Devoted to the Propagation and Defense of New Testament Christianity
January 19, 1967
NUMBER 36, PAGE 1-2a

Chickens Come Home To Roost

Herschel E. Patton

This expression suggests the same thought as "reaping what you sow". Frequently the reaping or roosting is not anticipated or expected, but the seed sown or the thing hatched develops after its kind. Parents fail to teach and influence their children along spiritual and moral lines. Eventually, the children are found to be irreligious and immoral, and we say "the chickens have come home to roost" or they are "reaping what they sowed."

In the October, 1966 issue of the Gospel Defender, a paper edited by Barry L. Anderson in Florence, Ala. , three writers--Alan Highers, Albert Hill, and Anderson---lament a liberalism now being manifested by some preachers in the church. The Gospel Advocate and Firm Foundation have also sounded the same lament.

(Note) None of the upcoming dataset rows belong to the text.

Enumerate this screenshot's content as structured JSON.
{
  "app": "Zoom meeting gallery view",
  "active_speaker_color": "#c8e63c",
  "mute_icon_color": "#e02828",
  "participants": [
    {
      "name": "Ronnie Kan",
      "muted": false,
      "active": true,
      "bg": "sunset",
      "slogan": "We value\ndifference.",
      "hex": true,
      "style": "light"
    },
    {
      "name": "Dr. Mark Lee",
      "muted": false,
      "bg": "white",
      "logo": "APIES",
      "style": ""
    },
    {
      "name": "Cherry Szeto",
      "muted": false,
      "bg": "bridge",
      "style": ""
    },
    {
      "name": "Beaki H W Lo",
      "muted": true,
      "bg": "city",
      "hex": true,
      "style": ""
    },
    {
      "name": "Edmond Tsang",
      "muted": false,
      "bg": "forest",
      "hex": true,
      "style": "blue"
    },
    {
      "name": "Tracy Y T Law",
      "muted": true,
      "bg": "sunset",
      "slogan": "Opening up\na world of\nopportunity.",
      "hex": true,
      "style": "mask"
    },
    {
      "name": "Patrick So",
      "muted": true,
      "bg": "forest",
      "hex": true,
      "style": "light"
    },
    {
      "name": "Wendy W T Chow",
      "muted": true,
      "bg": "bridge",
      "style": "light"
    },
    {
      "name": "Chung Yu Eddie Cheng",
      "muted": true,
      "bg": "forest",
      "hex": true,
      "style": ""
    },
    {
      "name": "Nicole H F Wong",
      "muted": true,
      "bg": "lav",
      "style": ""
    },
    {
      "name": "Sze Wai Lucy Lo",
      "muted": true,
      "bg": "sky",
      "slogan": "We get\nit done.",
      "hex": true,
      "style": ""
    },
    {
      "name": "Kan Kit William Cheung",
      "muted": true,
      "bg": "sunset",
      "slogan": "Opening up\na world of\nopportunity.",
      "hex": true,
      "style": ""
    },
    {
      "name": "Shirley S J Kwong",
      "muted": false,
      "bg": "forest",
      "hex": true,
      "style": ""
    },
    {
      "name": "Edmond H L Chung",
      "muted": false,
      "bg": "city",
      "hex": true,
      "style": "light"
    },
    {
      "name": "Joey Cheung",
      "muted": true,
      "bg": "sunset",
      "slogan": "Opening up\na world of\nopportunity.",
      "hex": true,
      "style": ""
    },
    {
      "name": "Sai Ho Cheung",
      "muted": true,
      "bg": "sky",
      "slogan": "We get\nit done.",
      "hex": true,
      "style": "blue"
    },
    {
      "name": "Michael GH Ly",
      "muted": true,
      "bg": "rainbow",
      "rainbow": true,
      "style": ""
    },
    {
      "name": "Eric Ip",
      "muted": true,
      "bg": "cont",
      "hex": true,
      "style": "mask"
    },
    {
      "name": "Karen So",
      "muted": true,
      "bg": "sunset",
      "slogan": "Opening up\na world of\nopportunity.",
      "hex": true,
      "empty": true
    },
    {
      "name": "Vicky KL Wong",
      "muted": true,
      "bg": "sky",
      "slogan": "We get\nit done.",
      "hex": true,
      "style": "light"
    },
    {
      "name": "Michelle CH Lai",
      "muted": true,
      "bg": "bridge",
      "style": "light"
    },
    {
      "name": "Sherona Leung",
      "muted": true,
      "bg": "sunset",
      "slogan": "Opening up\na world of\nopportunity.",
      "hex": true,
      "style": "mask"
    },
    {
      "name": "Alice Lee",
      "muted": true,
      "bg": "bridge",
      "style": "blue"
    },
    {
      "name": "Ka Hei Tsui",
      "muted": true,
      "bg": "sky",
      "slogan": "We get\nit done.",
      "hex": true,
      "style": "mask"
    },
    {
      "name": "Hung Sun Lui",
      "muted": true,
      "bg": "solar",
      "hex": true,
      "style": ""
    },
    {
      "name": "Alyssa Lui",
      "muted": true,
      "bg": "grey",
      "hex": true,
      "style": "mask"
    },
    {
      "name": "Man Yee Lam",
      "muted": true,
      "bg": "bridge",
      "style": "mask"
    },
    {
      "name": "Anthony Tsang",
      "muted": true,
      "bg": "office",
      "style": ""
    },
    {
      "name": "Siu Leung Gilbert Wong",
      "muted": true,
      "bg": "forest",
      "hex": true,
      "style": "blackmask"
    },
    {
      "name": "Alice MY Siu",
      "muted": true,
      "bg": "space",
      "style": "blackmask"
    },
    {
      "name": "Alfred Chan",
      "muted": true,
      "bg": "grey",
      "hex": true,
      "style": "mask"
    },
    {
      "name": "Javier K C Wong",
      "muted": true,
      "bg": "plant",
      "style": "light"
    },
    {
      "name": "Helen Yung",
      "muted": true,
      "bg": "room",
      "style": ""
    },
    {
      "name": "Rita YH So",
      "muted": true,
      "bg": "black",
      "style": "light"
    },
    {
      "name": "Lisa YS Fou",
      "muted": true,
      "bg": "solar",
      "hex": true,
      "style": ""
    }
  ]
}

These liberal preachers are accused of teaching that Christians can and should pray for the Holy Spirit without giving any scriptural proof for the contention. Albert Hill asks, "How many scriptures did brother Lovell use to prove his contention?"; then answers "Not one!". He goes on to say that this liberal preacher brands those who oppose him as "anti Holy Spirit brethren, apparently believing that "A man is against the Holy Spirit if he does not go along with his views."

Alan Highers writes about two preachers who have embraced error concerning the Holy Spirit and who take the position that it makes no difference when one observes the Lord's supper--that one is liberty to take it on any day of the week. Brother Highers says "all of us need to understand that some are drifting from the 'Old Paths. 'Anti-ism, which fought orphan homes and opposed church cooperation, was a threat to the church, but it did not present one-tenth of the danger that we will face in the next few years from liberalism, softness, and compromise."

The "Gospel Defender" was started several years ago for the purpose of promoting "institutions" for orphan care and the "sponsoring church" type of cooperation, and to oppose objectors to these things, whom they branded as "Antis". From the very beginning, the writers of this paper sowed the seed of justification without one scripture authorizing their practice. Repeatedly, they were asked--Where is the scripture (precept, example, or necessary inference) that authorized any organization other than a local congregation through which churches may do their work? --that authorized a church to send funds to another church except when the church is in want? No scripture was ever found. The opponents were simply called "anti" and accused of not believing in helping poor little orphans or in cooperation. Perhaps the liberal preachers "The Defender" now opposes, who teach error concerning the Holy Spirit, learned to accuse their objectors of being opposed to the Holy Spirit (anti-Holy Spirit) from "Defenders" writers!

In showing that the "institutional" and "sponsoring church" types of functioning are contrary to the scriptures, attention has been called to the apostolic examples of the Jerusalem church meeting the needs of its widows (Acts 6:1-5); the church at Antioch sending relief to needy saints in Judea, delivering the relief to the elders where the need existed (Acts 11:27-30); the churches in Macedonia and Achaia sending relief, by the hand of messengers chosen by the relief to the elders where the need existed (Acts 11:27-30); the churches in Macedonia and Achaia sending relief, by the hand of messengers chosen by each sending church, to poor saints in Jerusalem (1 Cor.15:1,2, 2 Cor.8, Rom.15:26-28); churches sending wages to Paul when he preached at Corinth (2 Cor. 11:8); and the Philippian church sending "once and again" unto Paul (Phil. 4:15-16). Thus, apostolic example rules out the "institutional" and "sponsoring church" types of benevolence and evangelism. The reply to this was to belittle and even deny the binding force of apostolic example. Then, some of us pointed out that if apostolic example is rejected, there is no authority for observing the Lord's supper on the first day of the week since the only New Testament passage as to "when" is the example of Acts 20:7. Being unwilling to abide by apostolic example in matters of church benevolence and evangelism, some followed the logical and natural course of rejecting the Lord's supper on the first day of the week. Such "liberalism" is the product of the seed sown by those who reject apostolic example.

Indeed, the chickens have come and are coming home to roost, but what monsters they have become since they were first hatched! Unscriptural beliefs about the Holy Spirit, no certain time for observing the Lord's supper, fraternizing with the denominations, acceptance of social drinking, dancing, and gambling, etc., are results of the "no scripture needed, examples not binding, no pattern," seed that has been sown by numerous preachers and such publications as the Gospel Defender, Gospel Advocate, Firm Foundation, and others as they promoted institutionalism and the sponsoring church.